I found Kuala Lumpur to be one of the most affordable cities I’ve visited in Southeast Asia. You can easily sustain yourself with the delicious street food, with each dish typically costing around RM 12.45. Moreover, restaurants are also remarkably budget-friendly, with main meals averaging around RM 45.

Transportation is reasonably priced, and to be completely honest, most individuals will not need to use it frequently due to Kuala Lumpur’s compact size. A single ride on the monorail ranges from RM 1.10 to RM 6.40.

Additionally, you can secure remarkable accommodation at a fraction of the cost, particularly if you plan to stay for an extended period. Airbnb options with top-notch gyms and infinity pools can be found for less than RM 250 per night.

Visa Requirement for Malaysia

Most countries are granted a 90-day or 30-day visa-free stay in Malaysia. Please check online whether your country is granted visa free entry to Malaysia.

You may be asked for proof of onward travel and sufficient funds for your stay. I use Onward Ticket for situations where I need proof of travel but have no idea where I am heading to next.

Getting to Kuala Lumpur

Kuala Lumpur International Airport is approximately 60km from the city centre. It is a transport hub with many major airlines operating there, such as KLM, British Airways, Emirates, TAP Portugal, ANA and Singapore Airlines to name a few. I like to use Skyscanner for the best price for flights.

Getting from the airport to the city

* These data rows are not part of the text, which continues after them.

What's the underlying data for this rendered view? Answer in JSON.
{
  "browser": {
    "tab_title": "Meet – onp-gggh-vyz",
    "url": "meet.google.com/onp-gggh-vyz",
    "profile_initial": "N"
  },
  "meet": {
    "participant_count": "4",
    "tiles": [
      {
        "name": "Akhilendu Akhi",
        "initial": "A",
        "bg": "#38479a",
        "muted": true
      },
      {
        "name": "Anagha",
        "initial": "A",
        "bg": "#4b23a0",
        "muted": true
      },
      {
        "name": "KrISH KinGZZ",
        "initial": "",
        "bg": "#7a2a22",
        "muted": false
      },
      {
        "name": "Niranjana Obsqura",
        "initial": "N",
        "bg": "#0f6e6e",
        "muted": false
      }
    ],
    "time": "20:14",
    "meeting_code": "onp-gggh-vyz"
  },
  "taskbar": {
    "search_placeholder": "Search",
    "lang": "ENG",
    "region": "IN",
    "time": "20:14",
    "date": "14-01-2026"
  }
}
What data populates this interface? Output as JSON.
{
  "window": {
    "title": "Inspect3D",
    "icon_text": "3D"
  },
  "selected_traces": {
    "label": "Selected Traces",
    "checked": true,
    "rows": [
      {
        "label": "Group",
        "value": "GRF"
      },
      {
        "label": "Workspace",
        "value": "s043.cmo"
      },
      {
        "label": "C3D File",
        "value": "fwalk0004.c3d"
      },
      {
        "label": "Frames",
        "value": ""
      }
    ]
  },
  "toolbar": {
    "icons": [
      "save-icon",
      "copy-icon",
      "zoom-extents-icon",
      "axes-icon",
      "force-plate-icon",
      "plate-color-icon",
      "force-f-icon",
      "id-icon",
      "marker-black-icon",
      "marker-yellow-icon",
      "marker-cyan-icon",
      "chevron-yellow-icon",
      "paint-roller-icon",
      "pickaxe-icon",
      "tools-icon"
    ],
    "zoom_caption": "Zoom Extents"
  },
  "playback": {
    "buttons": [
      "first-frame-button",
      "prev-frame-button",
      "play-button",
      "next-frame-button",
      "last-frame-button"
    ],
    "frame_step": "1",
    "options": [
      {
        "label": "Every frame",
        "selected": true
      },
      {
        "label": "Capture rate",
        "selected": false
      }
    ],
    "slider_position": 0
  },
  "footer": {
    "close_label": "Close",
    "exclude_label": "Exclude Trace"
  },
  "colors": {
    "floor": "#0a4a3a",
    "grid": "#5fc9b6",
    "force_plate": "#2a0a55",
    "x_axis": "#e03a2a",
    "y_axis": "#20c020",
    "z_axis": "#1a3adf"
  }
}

The cheapest option is to use public transport, the KLIA Transit operates between the airport and KL Sentral, the journey takes approximately 40 minutes. You can buy tickets online for a hassle-free arrival. A single journey costs RM 49.50.

You can also book an airport transfer, although this is more expensive you will be met at the arrivals hall and taken straight to a car. Payment is made online, I like to use this option when I am arriving late to a new city.